A man who lost his savings in an ill-fated attempt to buy a holiday home in Cyprus which never progressed beyond a shell must now also pay tax on interest earned on the contents of a foreign bank account of which he never received a penny. Whilst sympathising with the taxpayer and his financial predicament, the first-tier tribunal dismissed arguments that the interest did not amount to taxable income.
The taxpayer had, with his wife, contracted to buy the property ‘off-plan’, paying a substantial deposit and borrowing the balance of the purchase price which was placed in an escrow account in Cyprus. Most of the money was paid to the developer who became insolvent after mortgaging the building plot to secure its own borrowing.
Acknowledging that his grasp of the financial details was not complete, the taxpayer refused to keep up payments on the loan agreement once the true state of affairs became apparent. The bank in Cyprus treated that as a default and exercised its charge over the remaining contents of the escrow account. Her Majesty’s Revenue and Customs (HMRC) assessed the taxpayer and his wife for tax on the interest that had been earned on the money in the escrow account over a two-year period.

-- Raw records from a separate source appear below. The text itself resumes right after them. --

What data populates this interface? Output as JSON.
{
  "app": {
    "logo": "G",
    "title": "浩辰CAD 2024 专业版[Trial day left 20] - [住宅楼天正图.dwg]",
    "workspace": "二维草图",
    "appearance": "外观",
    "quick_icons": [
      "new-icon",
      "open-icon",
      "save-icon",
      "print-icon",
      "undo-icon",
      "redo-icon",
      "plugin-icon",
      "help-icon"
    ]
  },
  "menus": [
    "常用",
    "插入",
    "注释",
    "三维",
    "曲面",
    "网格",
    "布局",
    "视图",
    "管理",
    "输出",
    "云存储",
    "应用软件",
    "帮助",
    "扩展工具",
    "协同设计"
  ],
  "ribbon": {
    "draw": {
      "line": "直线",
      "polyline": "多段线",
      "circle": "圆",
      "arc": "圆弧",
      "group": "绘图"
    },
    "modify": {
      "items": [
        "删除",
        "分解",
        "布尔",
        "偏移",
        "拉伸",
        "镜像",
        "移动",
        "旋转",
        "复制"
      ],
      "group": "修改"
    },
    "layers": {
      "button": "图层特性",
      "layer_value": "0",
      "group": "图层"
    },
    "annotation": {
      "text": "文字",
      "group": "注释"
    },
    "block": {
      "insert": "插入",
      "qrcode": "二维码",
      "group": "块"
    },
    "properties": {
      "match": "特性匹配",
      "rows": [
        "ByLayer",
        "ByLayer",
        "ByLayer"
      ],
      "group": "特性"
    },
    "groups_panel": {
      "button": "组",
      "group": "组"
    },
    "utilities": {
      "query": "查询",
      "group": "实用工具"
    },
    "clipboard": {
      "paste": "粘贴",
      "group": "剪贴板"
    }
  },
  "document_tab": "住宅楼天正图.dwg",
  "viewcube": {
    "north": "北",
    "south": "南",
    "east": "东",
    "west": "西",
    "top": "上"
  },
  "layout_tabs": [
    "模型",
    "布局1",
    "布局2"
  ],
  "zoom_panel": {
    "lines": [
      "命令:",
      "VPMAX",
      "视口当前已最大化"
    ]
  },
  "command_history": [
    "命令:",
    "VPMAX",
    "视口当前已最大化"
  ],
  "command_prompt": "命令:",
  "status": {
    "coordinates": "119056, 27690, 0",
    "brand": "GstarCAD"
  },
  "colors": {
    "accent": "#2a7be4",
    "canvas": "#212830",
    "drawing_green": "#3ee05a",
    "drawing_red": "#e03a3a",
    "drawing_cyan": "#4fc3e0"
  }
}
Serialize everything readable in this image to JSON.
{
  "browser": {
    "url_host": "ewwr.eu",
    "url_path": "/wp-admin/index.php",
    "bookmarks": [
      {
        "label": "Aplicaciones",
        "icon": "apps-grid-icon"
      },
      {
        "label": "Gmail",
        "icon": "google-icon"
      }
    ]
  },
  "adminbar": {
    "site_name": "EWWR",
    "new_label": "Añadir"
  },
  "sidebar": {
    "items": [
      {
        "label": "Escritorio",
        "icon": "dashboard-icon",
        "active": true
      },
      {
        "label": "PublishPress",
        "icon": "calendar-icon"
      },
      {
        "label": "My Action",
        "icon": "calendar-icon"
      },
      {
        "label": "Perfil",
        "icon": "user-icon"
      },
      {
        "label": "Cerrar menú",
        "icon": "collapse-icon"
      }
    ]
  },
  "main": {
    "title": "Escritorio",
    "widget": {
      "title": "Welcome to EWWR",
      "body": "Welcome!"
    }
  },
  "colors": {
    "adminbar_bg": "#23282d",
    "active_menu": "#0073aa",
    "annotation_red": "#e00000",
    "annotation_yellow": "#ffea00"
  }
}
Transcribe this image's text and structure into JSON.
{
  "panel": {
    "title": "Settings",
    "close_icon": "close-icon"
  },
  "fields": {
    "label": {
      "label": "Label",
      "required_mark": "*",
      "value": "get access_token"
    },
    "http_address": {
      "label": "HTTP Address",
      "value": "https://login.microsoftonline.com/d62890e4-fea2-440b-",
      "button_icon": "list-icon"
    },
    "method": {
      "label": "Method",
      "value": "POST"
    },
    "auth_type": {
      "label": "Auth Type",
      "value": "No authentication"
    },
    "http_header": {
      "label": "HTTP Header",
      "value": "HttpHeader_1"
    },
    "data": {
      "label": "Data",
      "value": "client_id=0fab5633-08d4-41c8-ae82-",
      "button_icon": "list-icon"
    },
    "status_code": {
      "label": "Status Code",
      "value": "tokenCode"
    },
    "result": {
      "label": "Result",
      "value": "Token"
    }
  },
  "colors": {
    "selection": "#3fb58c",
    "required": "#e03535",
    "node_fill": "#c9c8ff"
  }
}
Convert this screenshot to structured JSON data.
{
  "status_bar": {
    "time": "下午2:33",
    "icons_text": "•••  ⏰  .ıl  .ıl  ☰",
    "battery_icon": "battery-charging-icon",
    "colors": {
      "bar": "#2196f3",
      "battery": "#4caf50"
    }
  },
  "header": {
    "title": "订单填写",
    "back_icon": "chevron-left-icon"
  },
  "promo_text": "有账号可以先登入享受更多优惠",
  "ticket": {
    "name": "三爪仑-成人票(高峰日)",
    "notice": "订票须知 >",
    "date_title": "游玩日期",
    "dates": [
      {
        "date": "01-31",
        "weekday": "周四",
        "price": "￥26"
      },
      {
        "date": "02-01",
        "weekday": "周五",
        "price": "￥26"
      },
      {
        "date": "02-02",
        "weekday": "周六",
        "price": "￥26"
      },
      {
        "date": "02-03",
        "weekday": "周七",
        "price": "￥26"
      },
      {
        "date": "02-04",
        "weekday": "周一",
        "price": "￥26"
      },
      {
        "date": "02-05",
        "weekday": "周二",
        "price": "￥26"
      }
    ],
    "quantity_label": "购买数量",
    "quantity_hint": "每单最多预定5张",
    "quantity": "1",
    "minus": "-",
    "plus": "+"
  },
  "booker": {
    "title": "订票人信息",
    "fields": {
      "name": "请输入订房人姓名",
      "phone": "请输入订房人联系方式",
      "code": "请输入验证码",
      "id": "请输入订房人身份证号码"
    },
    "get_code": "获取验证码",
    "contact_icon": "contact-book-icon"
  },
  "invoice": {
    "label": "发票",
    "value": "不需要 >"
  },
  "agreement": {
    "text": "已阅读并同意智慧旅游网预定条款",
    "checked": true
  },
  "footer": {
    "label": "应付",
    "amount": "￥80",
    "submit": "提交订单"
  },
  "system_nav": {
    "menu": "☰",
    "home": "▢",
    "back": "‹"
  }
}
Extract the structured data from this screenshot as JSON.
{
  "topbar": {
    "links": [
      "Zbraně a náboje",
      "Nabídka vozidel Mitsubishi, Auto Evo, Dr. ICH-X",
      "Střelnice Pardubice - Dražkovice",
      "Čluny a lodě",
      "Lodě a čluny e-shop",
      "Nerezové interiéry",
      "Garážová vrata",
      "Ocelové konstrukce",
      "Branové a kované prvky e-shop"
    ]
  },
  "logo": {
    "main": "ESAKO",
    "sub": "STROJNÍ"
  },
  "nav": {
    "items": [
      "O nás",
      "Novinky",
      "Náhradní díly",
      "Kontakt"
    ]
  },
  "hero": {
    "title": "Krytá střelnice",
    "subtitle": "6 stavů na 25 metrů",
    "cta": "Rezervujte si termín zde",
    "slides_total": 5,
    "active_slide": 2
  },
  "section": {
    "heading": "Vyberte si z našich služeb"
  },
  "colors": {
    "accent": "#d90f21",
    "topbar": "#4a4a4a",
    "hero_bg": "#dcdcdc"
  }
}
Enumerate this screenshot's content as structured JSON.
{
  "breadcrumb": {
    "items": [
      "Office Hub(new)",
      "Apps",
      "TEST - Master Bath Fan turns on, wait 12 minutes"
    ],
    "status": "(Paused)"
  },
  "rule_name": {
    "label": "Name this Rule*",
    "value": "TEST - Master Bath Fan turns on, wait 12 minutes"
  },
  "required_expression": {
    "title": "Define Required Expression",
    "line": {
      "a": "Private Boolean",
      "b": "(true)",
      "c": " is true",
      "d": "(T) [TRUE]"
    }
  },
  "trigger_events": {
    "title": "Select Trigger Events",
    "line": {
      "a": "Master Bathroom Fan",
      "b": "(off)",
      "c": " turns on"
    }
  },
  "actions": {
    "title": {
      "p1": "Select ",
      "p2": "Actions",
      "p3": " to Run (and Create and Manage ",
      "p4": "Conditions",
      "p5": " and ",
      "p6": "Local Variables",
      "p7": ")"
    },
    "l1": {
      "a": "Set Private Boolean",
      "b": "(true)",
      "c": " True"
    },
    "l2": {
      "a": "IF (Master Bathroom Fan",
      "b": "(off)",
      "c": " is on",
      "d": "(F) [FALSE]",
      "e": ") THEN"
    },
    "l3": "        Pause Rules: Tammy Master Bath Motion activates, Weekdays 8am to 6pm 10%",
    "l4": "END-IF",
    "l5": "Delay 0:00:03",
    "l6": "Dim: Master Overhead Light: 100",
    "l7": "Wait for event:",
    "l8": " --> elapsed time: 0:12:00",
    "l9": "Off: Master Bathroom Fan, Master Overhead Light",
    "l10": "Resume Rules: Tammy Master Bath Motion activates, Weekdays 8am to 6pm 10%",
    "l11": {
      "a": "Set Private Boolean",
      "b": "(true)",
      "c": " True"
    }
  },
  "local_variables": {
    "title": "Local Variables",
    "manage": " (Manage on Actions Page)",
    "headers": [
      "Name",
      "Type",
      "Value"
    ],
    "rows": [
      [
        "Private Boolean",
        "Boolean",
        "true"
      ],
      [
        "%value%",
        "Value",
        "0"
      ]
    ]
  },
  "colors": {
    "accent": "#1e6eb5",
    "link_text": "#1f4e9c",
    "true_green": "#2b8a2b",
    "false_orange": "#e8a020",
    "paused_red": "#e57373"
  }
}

On appeal to the tribunal, the taxpayer argued, inter alia, that he had never derived any benefit from the funds in the escrow account and thus could not be held liable for tax on interest earned on those sums. However, rejecting his pleas, the tribunal accepted HMRC’s arguments that the escrow account was in the joint names of himself and his wife; they had been the joint legal owners of its contents and that regularly credited interest had been ‘available to be spent’ by them.